As innovators, we often aim high when seeking out a mentor, hoping that proximity to a Steve Jobs or Elon Musk-type character will help us to reach our own ambitious goals. Most entrepreneurs have more than one mentor, and those advisors go on to serve different roles throughout a company’s growth. Rather than limiting themselves by seeking to emulate a single inspirational figure, startup founders should first outline the characteristics they hope to embody as a leader, and then seek out the right person or people to help them acquire those traits. Above all, a mentor should reflect their mentee’s aspirations as the mentee undertakes the transition from a fresh founder to organizational leader. When searching for a mentor, entrepreneurs should find mentors who can assist in a variety of ways; often, this means a team of mentors rather than a single individual.
RJ is an Investment Analyst at Monk’s Hill Ventures, and was previously a consultant at Balmater Consulting Company, where he led a small team to advise family-owned SME's in Indonesia. Prior to that, he was a financial analyst at Fortman Cline Capital Markets in Manila focusing on local sell-side deals in the region.
The first 100 days in any new job can be daunting. Acclimatizing yourself to new faces, new methodologies, new job functions, and new industries is hard for everyone. Below are some of my personal tips working in a Southeast Asian venture capital fund to help you beat the learning curve faster.
Yee Hoong is an Investment Analyst at Monk’s Hill Ventures, and was most recently founder of Custom Tribe, an online algorithmic custom shirt startup. Prior to that he was an associate with a life sciences VC/PE, and a management consultant working with clients in FMCG and Financial Institutions.
Every now and then in conversations with founders and friends, the question “would you do a startup again” will most certainly creep up. Reflecting on the decision leaving vc to build Custom Tribe a few years back, I now often advise many to-be founders to think long and hard about it. Here are three things I think are unique to Southeast Asia, from collection of conversations with fellow SEA-born (ex) founders.
Lucy Luo is an Associate on our investment team in Singapore. One of her favourite things to discuss with founders is about people and fostering talent.
I wrote this blog because it’s a common topic of conversation with friends and founders, and I’m personally thinking through this for myself. Would love to hear other people’s experiences on it - especially if you’re a founder or startup employee (past, present or planning to).

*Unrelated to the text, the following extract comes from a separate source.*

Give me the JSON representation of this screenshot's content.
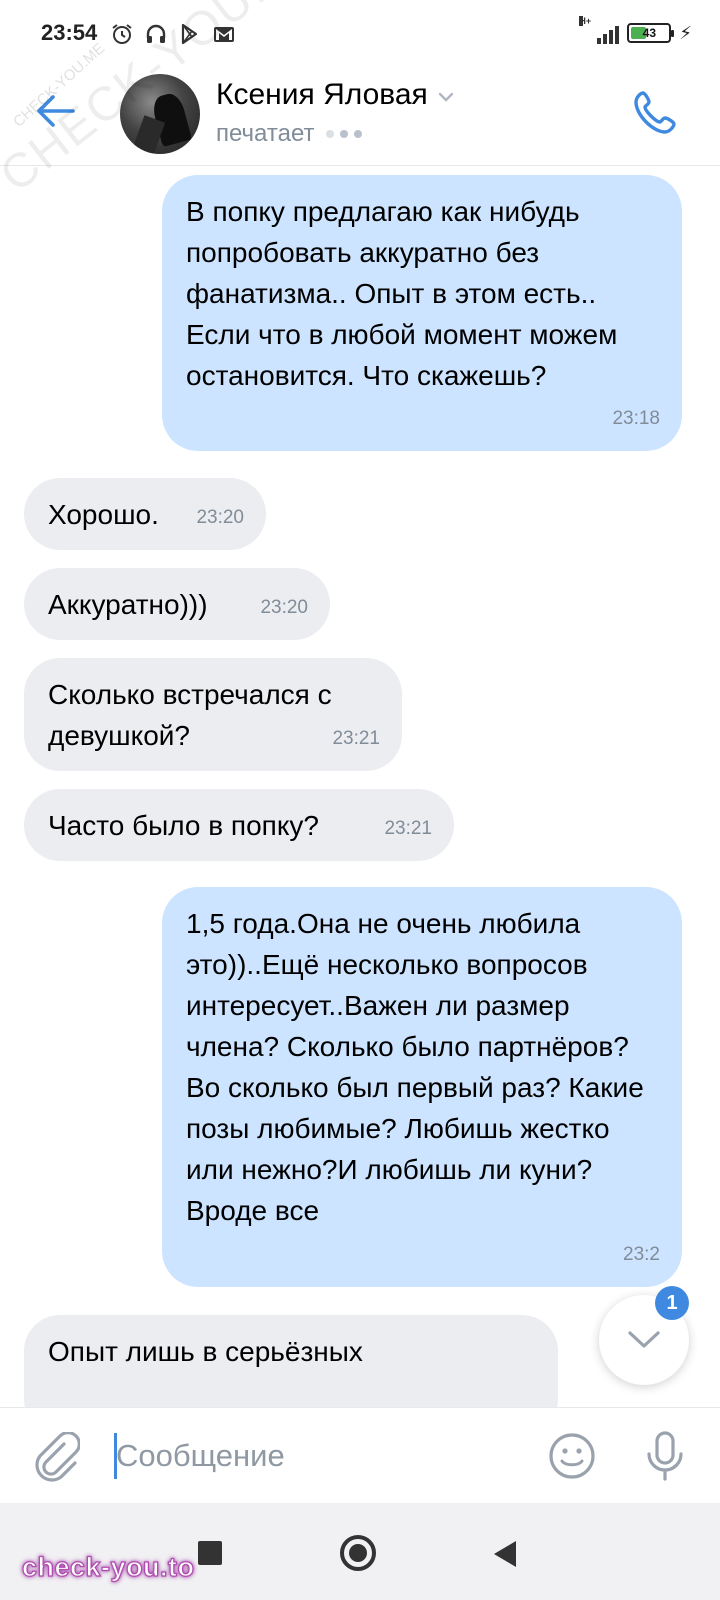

VCs evaluate a lot of startups. This gives us a good look into how they operate, what they care about, and the type of people they want to hire. VCs also meet a lot of people, including those who are looking for their next job. This puts us in a pretty logical spot to matchmake candidates and startup jobs. It’s always interesting to hear what each side thinks they’re getting, and then in hindsight what they actually end up with.